These family backgrounds also show how these French 1960s iconoclasts had been shaped by the disruption of wartime. There were absent fathers in prisoner of war camps, refugee camps and displaced families. The spectre of occupation and who had and who hadn't resisted the Nazis lingered in the background.
A radical whose parents had been born in Germany talked of the "abscess" of the Nazi era that remained between post-war children and their parents.
Many of these youngsters had grown up in religious, conservative families, some were privately educated, before being drawn into a period of intense radicalisation. They had stepped from comfortable bourgeois homes into a maelstrom of occupations, strikes and confrontations.
This database also includes accounts of radicals from eastern Europe. In Czechoslovakia, Hungary, Poland, East Germany and the Soviet Union there was opposition to Communist regimes.
In Czechoslovakia this was cultural as well as political, with underground groups such as the Plastic People of the Universe.
There are also entertaining recollections of how the deep roots of class politics in Britain managed to re-emerge in the guise of left-wing splits.
A contributor describes a political split at a meeting in London about Vietnam - in which one group tried to drown out the other by singing the Internationale.
"What I saw then was a group of public school boys singing the school hymn and a bunch of disaffected grammar school boys basically giving them the V-sign."
But why have the 1968 radicals been influential for so long?
Prof Gildea says they had "wide horizons", sowing the seeds for many campaigning movements that developed in the following decades.
The radicalised youngsters of the 1960s became the environmentalists, feminists, anti-racists and advocates for gay rights of the 1970s and 1980s. It was also a cultural revolution, with the politics interwoven with music, art and writing.
Winners and losers
It was also played out on an international stage before a television audience. The database contains the testimonies of activists from 14 different European countries.
There were also winners and losers among the former radicals. For some it was a case of swapping the barricades for a successful career in the media or campaigning. One of the French activists received an Oscar nomination for a film about 1968.
Meanwhile Prof Gildea says there were others whose lives never recovered from the disruption and who got left behind in dead-end jobs.
There were also others who ended up on the violent fringes, caught up in a cycle of confrontation with the authorities, and who seemed to spend years in and out of prison.
But why should students of the 21st Century still want to draw on the images of the 1960s?
Aaron Porter, who led the National Union of Students through the wave of tuition fee protests, said: "The spirit of 1968 has real resonance with the protests we saw at the end of 2010."
Like their 1968 predecessors, he says students felt they were leading the way for wider opposition groups. And he suggests a shared sense of moral outrage, with students enraged by a more cynical older political generation.

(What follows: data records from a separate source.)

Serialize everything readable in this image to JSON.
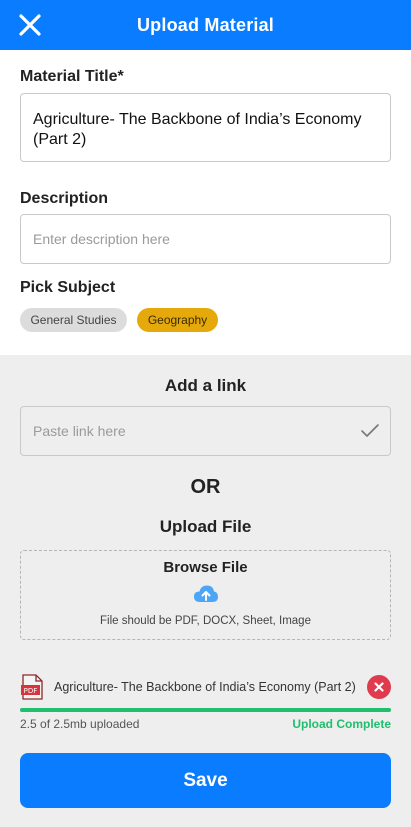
{
  "header": {
    "title": "Upload Material",
    "close_icon": "close-icon",
    "background_color": "#0a7cff"
  },
  "form": {
    "title_label": "Material Title*",
    "title_value": "Agriculture- The Backbone of India’s Economy (Part 2)",
    "description_label": "Description",
    "description_placeholder": "Enter description here",
    "subject_label": "Pick Subject",
    "subjects": [
      {
        "label": "General Studies",
        "selected": false,
        "color": "#dcdcdc"
      },
      {
        "label": "Geography",
        "selected": true,
        "color": "#e5a90b"
      }
    ]
  },
  "link_section": {
    "heading": "Add a link",
    "placeholder": "Paste link here",
    "confirm_icon": "check-icon"
  },
  "divider_text": "OR",
  "upload_section": {
    "heading": "Upload File",
    "browse_label": "Browse File",
    "upload_icon": "cloud-upload-icon",
    "hint": "File should be PDF, DOCX, Sheet, Image"
  },
  "uploaded_file": {
    "file_icon": "pdf-file-icon",
    "name": "Agriculture- The Backbone of India’s Economy (Part 2)",
    "progress_percent": 100,
    "size_text": "2.5 of 2.5mb uploaded",
    "status": "Upload Complete",
    "status_color": "#1fbf6e",
    "remove_icon": "remove-icon"
  },
  "save_label": "Save"
}
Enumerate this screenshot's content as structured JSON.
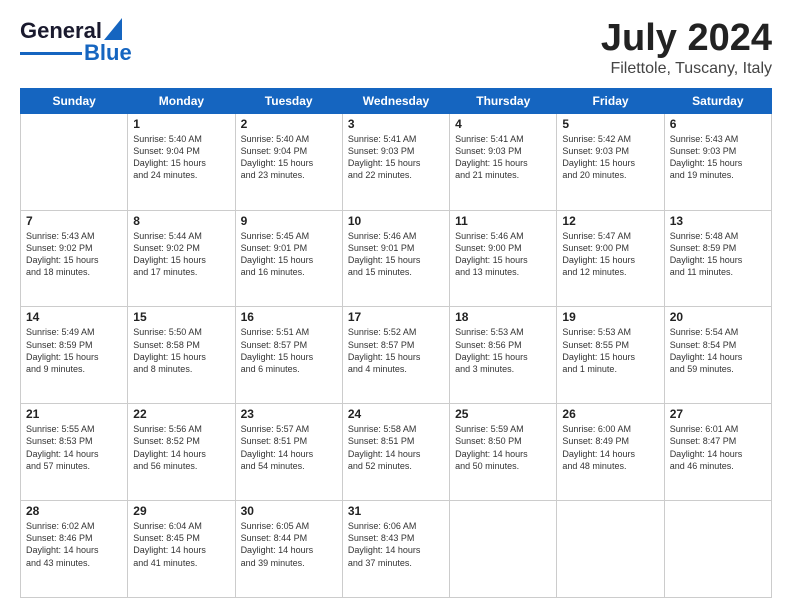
{
  "logo": {
    "line1": "General",
    "line2": "Blue"
  },
  "header": {
    "month": "July 2024",
    "location": "Filettole, Tuscany, Italy"
  },
  "days": [
    "Sunday",
    "Monday",
    "Tuesday",
    "Wednesday",
    "Thursday",
    "Friday",
    "Saturday"
  ],
  "weeks": [
    [
      {
        "day": "",
        "content": ""
      },
      {
        "day": "1",
        "content": "Sunrise: 5:40 AM\nSunset: 9:04 PM\nDaylight: 15 hours\nand 24 minutes."
      },
      {
        "day": "2",
        "content": "Sunrise: 5:40 AM\nSunset: 9:04 PM\nDaylight: 15 hours\nand 23 minutes."
      },
      {
        "day": "3",
        "content": "Sunrise: 5:41 AM\nSunset: 9:03 PM\nDaylight: 15 hours\nand 22 minutes."
      },
      {
        "day": "4",
        "content": "Sunrise: 5:41 AM\nSunset: 9:03 PM\nDaylight: 15 hours\nand 21 minutes."
      },
      {
        "day": "5",
        "content": "Sunrise: 5:42 AM\nSunset: 9:03 PM\nDaylight: 15 hours\nand 20 minutes."
      },
      {
        "day": "6",
        "content": "Sunrise: 5:43 AM\nSunset: 9:03 PM\nDaylight: 15 hours\nand 19 minutes."
      }
    ],
    [
      {
        "day": "7",
        "content": "Sunrise: 5:43 AM\nSunset: 9:02 PM\nDaylight: 15 hours\nand 18 minutes."
      },
      {
        "day": "8",
        "content": "Sunrise: 5:44 AM\nSunset: 9:02 PM\nDaylight: 15 hours\nand 17 minutes."
      },
      {
        "day": "9",
        "content": "Sunrise: 5:45 AM\nSunset: 9:01 PM\nDaylight: 15 hours\nand 16 minutes."
      },
      {
        "day": "10",
        "content": "Sunrise: 5:46 AM\nSunset: 9:01 PM\nDaylight: 15 hours\nand 15 minutes."
      },
      {
        "day": "11",
        "content": "Sunrise: 5:46 AM\nSunset: 9:00 PM\nDaylight: 15 hours\nand 13 minutes."
      },
      {
        "day": "12",
        "content": "Sunrise: 5:47 AM\nSunset: 9:00 PM\nDaylight: 15 hours\nand 12 minutes."
      },
      {
        "day": "13",
        "content": "Sunrise: 5:48 AM\nSunset: 8:59 PM\nDaylight: 15 hours\nand 11 minutes."
      }
    ],
    [
      {
        "day": "14",
        "content": "Sunrise: 5:49 AM\nSunset: 8:59 PM\nDaylight: 15 hours\nand 9 minutes."
      },
      {
        "day": "15",
        "content": "Sunrise: 5:50 AM\nSunset: 8:58 PM\nDaylight: 15 hours\nand 8 minutes."
      },
      {
        "day": "16",
        "content": "Sunrise: 5:51 AM\nSunset: 8:57 PM\nDaylight: 15 hours\nand 6 minutes."
      },
      {
        "day": "17",
        "content": "Sunrise: 5:52 AM\nSunset: 8:57 PM\nDaylight: 15 hours\nand 4 minutes."
      },
      {
        "day": "18",
        "content": "Sunrise: 5:53 AM\nSunset: 8:56 PM\nDaylight: 15 hours\nand 3 minutes."
      },
      {
        "day": "19",
        "content": "Sunrise: 5:53 AM\nSunset: 8:55 PM\nDaylight: 15 hours\nand 1 minute."
      },
      {
        "day": "20",
        "content": "Sunrise: 5:54 AM\nSunset: 8:54 PM\nDaylight: 14 hours\nand 59 minutes."
      }
    ],
    [
      {
        "day": "21",
        "content": "Sunrise: 5:55 AM\nSunset: 8:53 PM\nDaylight: 14 hours\nand 57 minutes."
      },
      {
        "day": "22",
        "content": "Sunrise: 5:56 AM\nSunset: 8:52 PM\nDaylight: 14 hours\nand 56 minutes."
      },
      {
        "day": "23",
        "content": "Sunrise: 5:57 AM\nSunset: 8:51 PM\nDaylight: 14 hours\nand 54 minutes."
      },
      {
        "day": "24",
        "content": "Sunrise: 5:58 AM\nSunset: 8:51 PM\nDaylight: 14 hours\nand 52 minutes."
      },
      {
        "day": "25",
        "content": "Sunrise: 5:59 AM\nSunset: 8:50 PM\nDaylight: 14 hours\nand 50 minutes."
      },
      {
        "day": "26",
        "content": "Sunrise: 6:00 AM\nSunset: 8:49 PM\nDaylight: 14 hours\nand 48 minutes."
      },
      {
        "day": "27",
        "content": "Sunrise: 6:01 AM\nSunset: 8:47 PM\nDaylight: 14 hours\nand 46 minutes."
      }
    ],
    [
      {
        "day": "28",
        "content": "Sunrise: 6:02 AM\nSunset: 8:46 PM\nDaylight: 14 hours\nand 43 minutes."
      },
      {
        "day": "29",
        "content": "Sunrise: 6:04 AM\nSunset: 8:45 PM\nDaylight: 14 hours\nand 41 minutes."
      },
      {
        "day": "30",
        "content": "Sunrise: 6:05 AM\nSunset: 8:44 PM\nDaylight: 14 hours\nand 39 minutes."
      },
      {
        "day": "31",
        "content": "Sunrise: 6:06 AM\nSunset: 8:43 PM\nDaylight: 14 hours\nand 37 minutes."
      },
      {
        "day": "",
        "content": ""
      },
      {
        "day": "",
        "content": ""
      },
      {
        "day": "",
        "content": ""
      }
    ]
  ]
}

"Students tend to retain a more idealised and optimistic vision of what society can be like. When that vision is brought crashing down it's as though you have been betrayed."
These recordings gathered by Oxford University are going to give future historians a remarkable insight into a tumultuous moment in post-war Europe. It would be like being able to listen to witnesses of the French Revolution.
But what it can't say is whether they were right or wrong.
"As historians, we are here to try to make sense of the routes people went down, not to judge their actions," says Prof Gildea.